» Task goal
Please tally the lines in the material below that contain the word "disabled", and give the count only.

+ + + + +

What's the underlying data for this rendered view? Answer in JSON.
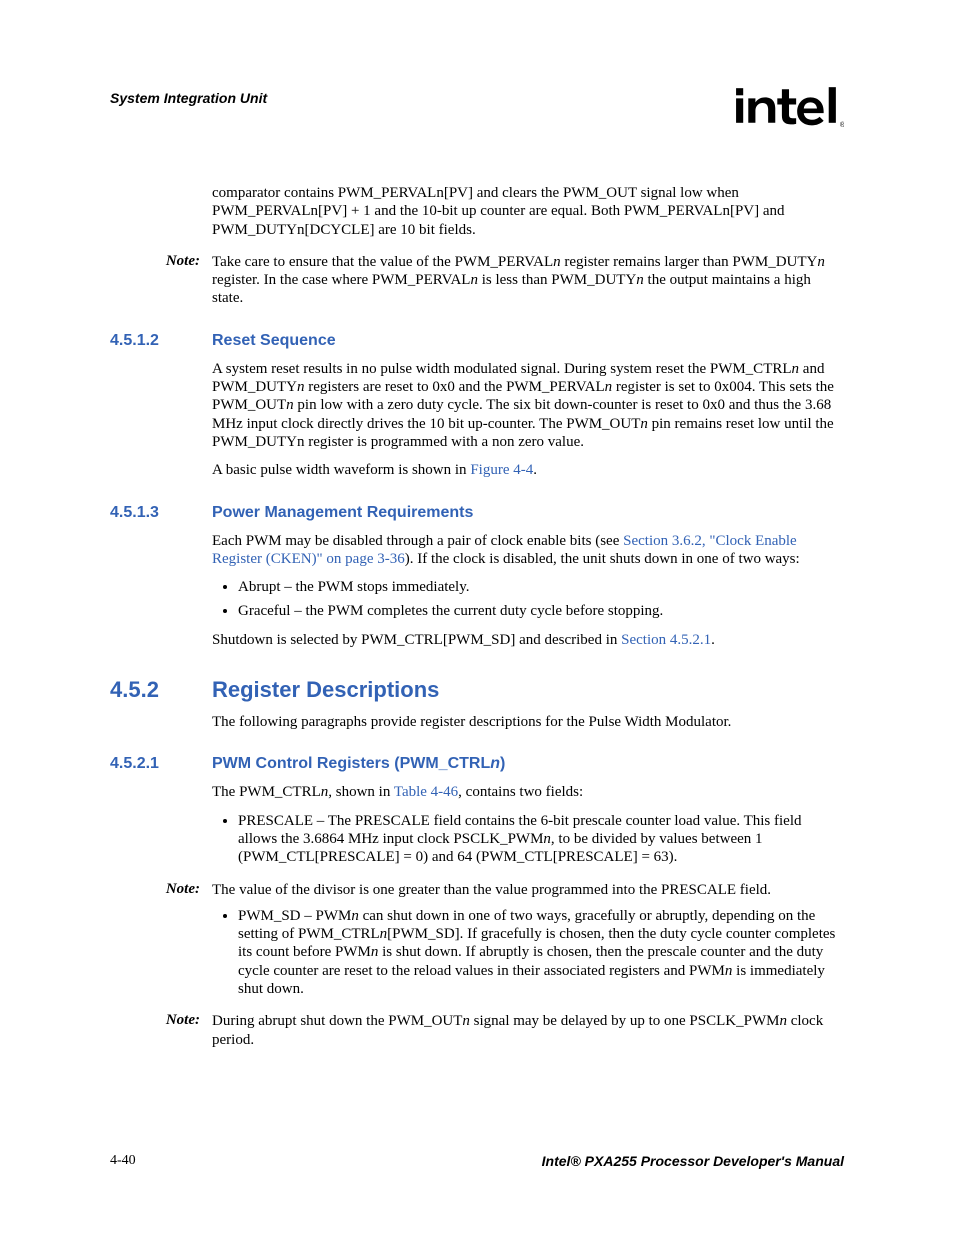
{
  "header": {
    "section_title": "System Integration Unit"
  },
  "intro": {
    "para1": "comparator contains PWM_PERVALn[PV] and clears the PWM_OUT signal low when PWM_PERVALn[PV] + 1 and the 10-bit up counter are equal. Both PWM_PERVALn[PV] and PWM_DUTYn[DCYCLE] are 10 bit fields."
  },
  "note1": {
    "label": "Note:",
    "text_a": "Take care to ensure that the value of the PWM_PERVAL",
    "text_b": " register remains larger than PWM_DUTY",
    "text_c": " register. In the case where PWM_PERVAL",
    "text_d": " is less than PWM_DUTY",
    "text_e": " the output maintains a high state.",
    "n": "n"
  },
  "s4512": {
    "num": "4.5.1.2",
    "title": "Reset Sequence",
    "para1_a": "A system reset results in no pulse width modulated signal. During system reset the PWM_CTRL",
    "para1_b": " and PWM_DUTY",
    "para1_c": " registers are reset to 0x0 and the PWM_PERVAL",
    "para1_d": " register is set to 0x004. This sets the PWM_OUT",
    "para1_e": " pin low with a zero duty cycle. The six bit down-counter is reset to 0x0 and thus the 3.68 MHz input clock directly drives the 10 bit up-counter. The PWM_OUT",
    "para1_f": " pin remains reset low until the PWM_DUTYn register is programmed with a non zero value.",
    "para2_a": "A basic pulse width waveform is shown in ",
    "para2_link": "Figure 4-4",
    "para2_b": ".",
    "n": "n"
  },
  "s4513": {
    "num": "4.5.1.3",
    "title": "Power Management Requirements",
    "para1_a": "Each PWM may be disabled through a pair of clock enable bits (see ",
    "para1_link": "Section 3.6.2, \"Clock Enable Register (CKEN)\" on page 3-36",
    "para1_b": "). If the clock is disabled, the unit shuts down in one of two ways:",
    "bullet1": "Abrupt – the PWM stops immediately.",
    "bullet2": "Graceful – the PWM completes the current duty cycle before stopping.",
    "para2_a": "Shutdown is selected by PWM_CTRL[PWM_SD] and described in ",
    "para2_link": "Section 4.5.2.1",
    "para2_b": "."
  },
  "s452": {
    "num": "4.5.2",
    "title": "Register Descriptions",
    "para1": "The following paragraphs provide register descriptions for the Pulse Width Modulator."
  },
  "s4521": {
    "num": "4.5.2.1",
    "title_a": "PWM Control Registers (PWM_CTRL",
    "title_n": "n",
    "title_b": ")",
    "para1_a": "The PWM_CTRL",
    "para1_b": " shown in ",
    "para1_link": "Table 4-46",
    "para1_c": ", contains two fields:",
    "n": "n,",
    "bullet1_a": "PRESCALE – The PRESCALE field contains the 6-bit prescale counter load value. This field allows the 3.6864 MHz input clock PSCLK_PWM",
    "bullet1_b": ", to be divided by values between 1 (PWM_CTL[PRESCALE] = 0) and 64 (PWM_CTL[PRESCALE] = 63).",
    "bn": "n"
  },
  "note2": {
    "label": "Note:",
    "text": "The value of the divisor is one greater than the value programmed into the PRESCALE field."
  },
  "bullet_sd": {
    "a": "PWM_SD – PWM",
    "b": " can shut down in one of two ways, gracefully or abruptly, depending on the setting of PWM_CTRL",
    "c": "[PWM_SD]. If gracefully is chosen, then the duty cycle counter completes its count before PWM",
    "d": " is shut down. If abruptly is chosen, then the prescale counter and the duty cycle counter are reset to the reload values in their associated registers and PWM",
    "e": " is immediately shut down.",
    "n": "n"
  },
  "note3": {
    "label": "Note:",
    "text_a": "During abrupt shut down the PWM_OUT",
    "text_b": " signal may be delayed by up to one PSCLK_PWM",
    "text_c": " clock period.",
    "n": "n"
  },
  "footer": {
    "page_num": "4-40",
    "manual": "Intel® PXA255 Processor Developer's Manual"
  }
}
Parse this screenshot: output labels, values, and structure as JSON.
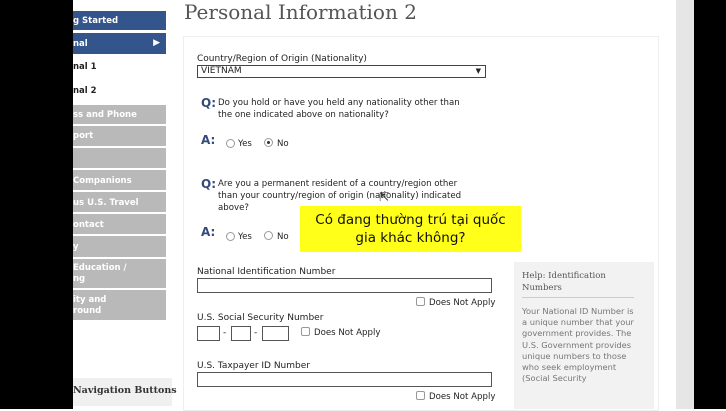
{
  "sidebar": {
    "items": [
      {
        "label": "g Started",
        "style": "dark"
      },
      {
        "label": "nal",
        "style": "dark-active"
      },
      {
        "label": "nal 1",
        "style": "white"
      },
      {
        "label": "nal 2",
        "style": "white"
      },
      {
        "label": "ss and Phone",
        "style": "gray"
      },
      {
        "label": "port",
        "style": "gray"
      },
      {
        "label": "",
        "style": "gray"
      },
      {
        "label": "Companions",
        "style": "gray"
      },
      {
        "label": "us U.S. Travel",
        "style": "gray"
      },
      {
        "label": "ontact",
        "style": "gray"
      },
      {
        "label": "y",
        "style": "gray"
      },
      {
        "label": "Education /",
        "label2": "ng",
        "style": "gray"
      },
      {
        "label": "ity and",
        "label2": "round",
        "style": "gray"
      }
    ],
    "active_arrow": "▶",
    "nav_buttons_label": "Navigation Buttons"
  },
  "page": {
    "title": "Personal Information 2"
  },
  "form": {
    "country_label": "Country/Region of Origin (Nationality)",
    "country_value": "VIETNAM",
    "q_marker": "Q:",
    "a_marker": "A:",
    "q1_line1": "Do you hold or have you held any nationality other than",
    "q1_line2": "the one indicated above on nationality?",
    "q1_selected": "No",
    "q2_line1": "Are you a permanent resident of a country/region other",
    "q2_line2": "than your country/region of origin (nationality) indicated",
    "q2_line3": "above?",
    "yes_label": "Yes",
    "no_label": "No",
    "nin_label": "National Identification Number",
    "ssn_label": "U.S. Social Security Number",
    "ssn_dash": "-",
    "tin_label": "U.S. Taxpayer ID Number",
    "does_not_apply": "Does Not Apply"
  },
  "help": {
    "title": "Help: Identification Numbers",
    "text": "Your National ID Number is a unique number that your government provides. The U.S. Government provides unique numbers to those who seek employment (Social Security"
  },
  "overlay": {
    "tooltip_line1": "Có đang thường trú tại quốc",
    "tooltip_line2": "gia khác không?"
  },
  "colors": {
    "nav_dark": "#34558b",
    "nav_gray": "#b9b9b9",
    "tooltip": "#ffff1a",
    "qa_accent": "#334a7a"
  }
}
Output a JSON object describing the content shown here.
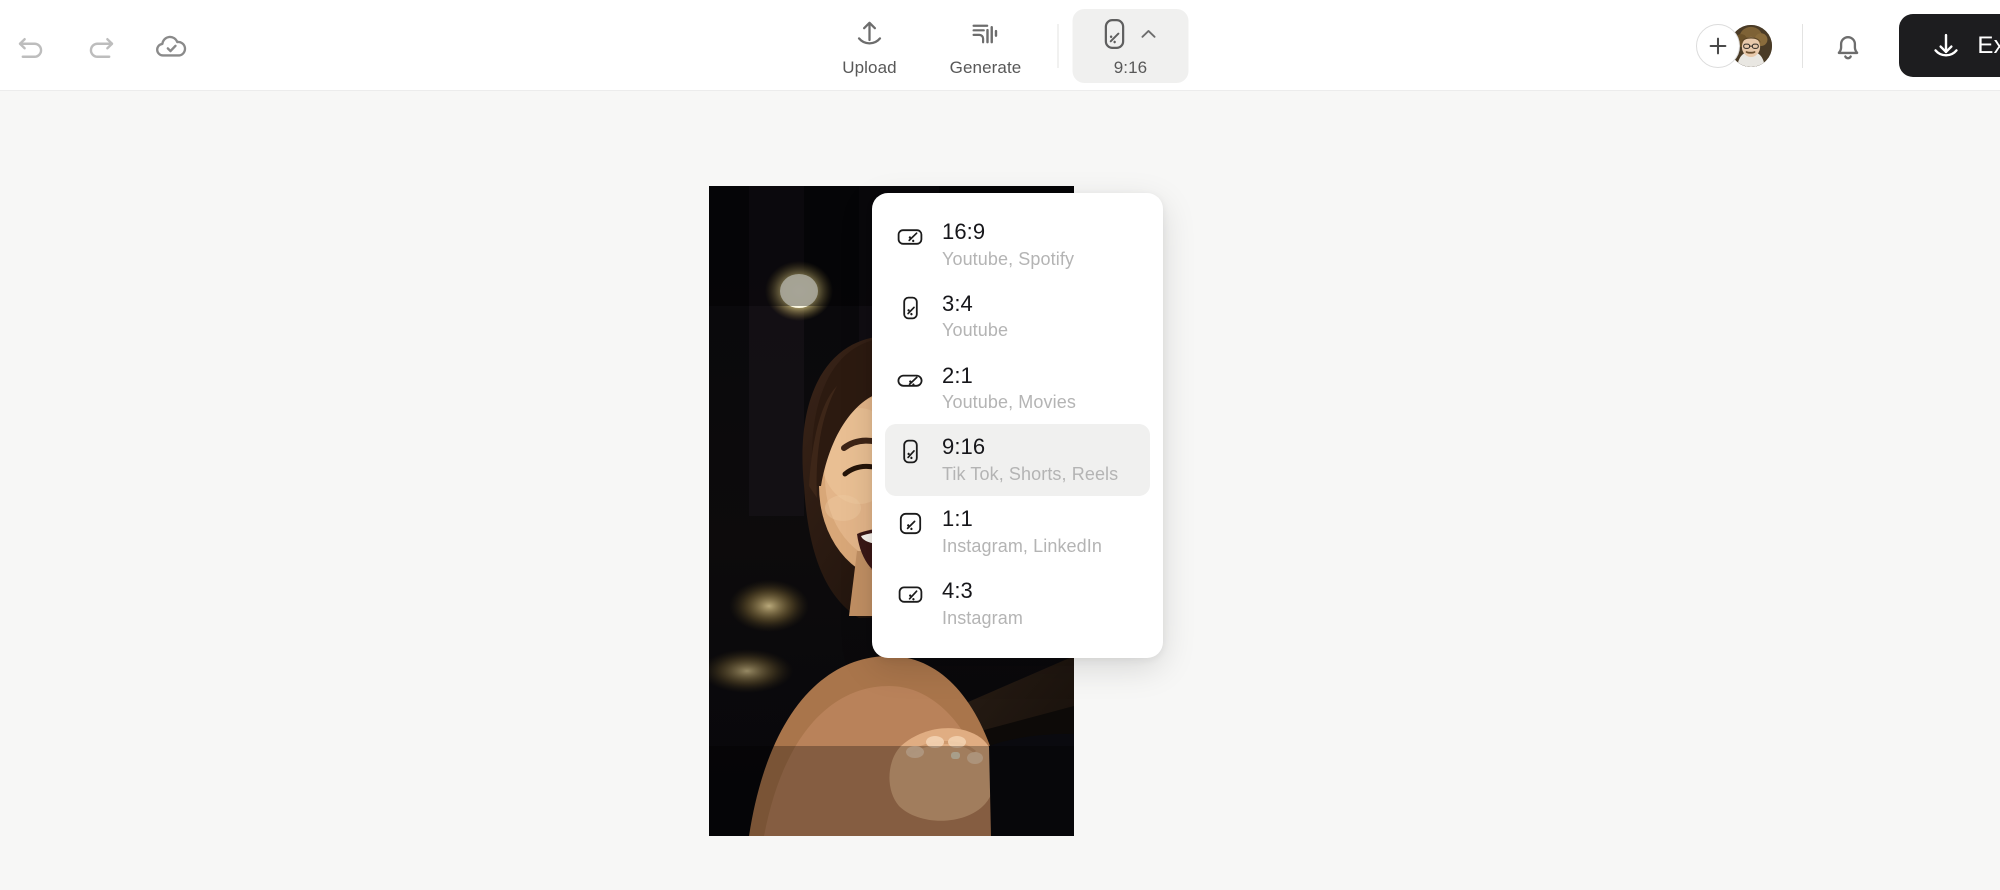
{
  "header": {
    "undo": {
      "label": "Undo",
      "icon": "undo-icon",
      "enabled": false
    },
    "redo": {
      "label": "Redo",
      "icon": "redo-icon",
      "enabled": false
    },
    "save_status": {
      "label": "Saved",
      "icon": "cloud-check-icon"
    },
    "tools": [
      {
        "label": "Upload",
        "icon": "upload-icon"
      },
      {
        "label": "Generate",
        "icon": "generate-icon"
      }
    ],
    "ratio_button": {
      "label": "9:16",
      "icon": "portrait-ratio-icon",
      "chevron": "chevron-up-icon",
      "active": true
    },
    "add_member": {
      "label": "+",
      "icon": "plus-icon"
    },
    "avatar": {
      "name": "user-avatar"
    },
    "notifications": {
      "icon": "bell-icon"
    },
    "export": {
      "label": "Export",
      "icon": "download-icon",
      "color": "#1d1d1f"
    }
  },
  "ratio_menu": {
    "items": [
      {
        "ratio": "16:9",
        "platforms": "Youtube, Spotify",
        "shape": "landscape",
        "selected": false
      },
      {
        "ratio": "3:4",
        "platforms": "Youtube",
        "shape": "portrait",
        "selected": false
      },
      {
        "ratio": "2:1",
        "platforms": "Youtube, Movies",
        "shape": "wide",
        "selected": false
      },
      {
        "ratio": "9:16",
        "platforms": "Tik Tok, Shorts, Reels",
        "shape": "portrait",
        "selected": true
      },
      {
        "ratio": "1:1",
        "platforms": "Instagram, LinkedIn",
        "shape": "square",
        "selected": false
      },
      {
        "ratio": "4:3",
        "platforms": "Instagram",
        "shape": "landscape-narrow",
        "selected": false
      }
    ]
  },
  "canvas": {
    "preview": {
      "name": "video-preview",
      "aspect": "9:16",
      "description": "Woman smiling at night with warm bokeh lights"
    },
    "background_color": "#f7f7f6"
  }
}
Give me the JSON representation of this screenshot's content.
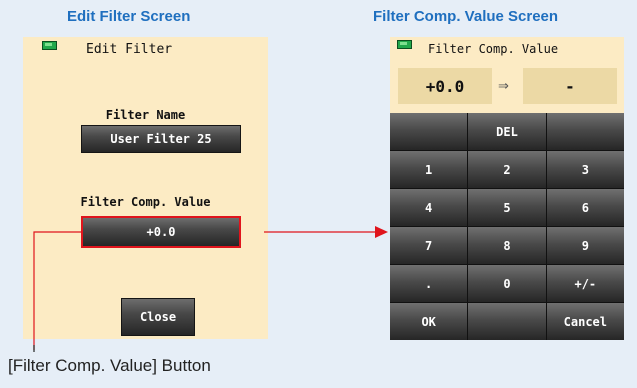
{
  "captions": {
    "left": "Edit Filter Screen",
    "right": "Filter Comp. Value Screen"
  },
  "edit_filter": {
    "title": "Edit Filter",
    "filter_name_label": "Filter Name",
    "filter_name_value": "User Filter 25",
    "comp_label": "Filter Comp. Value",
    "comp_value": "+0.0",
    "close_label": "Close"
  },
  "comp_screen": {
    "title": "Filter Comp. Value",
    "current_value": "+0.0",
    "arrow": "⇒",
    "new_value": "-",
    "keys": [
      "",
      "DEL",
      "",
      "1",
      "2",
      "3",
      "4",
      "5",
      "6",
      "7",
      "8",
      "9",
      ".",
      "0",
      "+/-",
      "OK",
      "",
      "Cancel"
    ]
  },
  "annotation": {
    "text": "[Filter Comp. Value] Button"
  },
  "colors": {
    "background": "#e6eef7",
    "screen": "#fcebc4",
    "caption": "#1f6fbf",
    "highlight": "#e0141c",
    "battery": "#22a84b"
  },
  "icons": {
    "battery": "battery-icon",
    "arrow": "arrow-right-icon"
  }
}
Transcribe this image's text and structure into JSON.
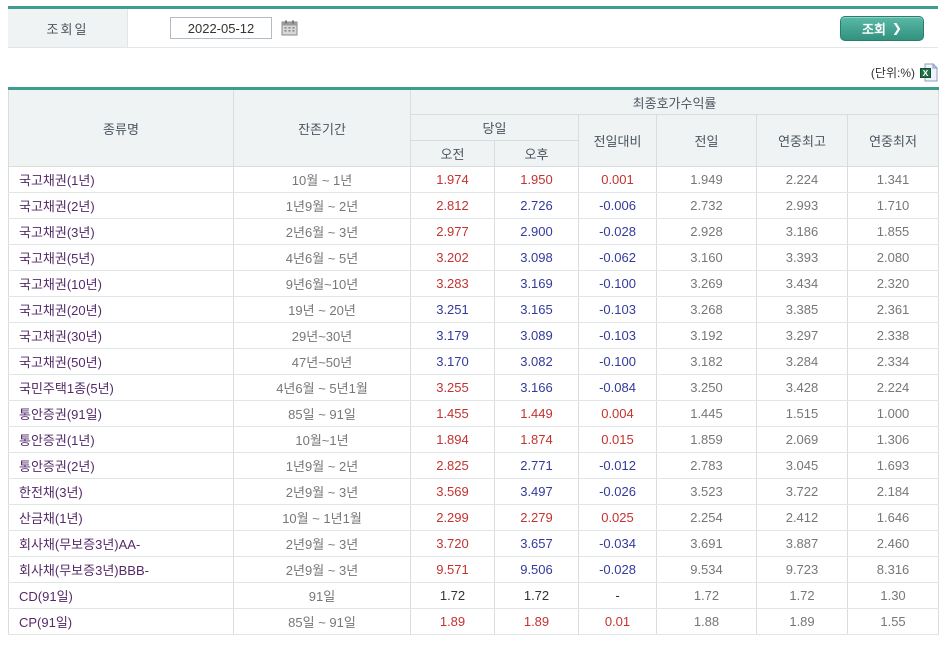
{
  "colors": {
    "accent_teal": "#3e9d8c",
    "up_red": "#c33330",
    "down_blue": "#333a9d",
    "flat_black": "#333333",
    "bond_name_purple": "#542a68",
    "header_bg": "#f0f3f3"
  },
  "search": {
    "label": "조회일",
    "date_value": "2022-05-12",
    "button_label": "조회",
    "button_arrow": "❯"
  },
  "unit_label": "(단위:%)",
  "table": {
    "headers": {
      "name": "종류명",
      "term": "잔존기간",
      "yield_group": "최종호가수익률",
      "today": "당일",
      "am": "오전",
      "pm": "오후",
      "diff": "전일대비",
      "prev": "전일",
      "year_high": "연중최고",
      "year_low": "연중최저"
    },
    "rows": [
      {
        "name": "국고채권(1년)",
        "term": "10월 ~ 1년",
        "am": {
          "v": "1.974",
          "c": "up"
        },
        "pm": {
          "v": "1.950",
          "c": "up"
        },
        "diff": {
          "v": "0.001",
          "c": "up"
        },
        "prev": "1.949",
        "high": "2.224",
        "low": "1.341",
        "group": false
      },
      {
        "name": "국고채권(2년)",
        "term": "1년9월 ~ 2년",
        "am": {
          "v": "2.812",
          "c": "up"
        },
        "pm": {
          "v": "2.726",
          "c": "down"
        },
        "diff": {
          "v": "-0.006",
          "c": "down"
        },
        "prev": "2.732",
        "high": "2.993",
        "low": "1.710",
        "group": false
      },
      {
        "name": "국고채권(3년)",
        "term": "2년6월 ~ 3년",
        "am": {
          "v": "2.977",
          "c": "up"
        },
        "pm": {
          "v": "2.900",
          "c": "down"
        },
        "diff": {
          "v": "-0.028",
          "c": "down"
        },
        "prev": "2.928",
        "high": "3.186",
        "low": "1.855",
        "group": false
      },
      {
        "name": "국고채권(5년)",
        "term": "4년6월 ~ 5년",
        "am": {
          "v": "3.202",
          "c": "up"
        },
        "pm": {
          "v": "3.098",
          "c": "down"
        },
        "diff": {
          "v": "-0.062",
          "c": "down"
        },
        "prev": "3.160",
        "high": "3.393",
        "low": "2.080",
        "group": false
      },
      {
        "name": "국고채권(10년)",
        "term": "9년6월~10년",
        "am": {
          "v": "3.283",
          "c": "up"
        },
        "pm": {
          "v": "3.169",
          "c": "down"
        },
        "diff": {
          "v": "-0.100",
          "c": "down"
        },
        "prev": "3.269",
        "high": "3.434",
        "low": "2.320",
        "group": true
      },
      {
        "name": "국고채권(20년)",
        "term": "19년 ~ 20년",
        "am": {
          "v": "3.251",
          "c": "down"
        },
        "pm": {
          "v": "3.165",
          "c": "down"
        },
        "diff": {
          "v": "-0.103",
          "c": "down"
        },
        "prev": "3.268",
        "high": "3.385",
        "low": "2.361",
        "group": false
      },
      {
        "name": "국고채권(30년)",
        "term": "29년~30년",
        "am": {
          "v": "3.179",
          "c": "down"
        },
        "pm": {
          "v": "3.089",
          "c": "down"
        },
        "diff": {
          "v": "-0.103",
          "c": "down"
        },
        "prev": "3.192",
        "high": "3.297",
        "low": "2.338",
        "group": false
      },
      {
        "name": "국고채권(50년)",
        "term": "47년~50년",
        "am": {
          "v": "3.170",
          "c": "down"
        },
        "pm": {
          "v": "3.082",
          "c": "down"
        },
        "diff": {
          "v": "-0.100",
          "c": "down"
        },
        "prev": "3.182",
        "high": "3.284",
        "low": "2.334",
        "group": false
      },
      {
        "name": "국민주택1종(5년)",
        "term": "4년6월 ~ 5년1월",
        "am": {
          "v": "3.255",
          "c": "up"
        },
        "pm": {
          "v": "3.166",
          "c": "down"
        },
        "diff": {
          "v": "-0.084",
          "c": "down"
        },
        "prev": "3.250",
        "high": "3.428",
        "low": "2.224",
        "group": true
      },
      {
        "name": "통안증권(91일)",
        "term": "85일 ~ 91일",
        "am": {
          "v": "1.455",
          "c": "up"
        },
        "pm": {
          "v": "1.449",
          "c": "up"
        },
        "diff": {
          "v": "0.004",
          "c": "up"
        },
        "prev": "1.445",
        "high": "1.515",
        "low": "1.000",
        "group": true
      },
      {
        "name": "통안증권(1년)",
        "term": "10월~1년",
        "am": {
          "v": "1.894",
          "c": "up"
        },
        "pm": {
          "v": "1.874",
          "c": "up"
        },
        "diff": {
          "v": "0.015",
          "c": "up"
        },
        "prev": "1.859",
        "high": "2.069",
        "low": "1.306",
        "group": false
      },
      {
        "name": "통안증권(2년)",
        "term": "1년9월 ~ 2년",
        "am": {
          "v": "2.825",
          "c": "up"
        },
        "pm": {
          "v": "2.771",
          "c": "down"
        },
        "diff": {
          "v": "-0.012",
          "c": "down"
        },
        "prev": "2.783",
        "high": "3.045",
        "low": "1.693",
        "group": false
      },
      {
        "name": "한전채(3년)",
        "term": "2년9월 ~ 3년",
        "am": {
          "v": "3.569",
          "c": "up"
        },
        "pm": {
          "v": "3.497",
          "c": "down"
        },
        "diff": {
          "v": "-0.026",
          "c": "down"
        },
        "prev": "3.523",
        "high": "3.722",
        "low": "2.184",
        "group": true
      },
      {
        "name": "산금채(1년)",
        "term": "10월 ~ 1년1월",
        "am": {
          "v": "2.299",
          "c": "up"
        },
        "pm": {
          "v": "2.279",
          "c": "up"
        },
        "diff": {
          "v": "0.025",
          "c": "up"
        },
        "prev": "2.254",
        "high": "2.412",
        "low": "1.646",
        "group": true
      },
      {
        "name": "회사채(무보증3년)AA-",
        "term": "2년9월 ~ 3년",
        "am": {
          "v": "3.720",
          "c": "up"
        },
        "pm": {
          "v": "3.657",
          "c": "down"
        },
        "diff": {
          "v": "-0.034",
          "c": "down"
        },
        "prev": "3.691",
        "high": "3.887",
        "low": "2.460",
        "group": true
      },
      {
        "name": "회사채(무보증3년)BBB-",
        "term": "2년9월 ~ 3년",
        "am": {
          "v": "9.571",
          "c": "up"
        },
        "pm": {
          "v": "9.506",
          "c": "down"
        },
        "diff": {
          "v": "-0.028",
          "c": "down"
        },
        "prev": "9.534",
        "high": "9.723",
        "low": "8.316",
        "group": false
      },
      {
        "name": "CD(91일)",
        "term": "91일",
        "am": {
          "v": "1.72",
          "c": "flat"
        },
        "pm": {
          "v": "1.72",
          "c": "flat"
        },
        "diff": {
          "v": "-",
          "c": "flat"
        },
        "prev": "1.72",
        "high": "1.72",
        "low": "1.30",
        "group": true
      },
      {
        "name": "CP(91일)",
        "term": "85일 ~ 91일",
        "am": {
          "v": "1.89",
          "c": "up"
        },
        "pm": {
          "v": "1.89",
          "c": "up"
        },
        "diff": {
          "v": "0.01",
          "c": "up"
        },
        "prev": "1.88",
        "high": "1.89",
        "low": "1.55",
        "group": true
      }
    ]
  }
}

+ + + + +

» Your response
2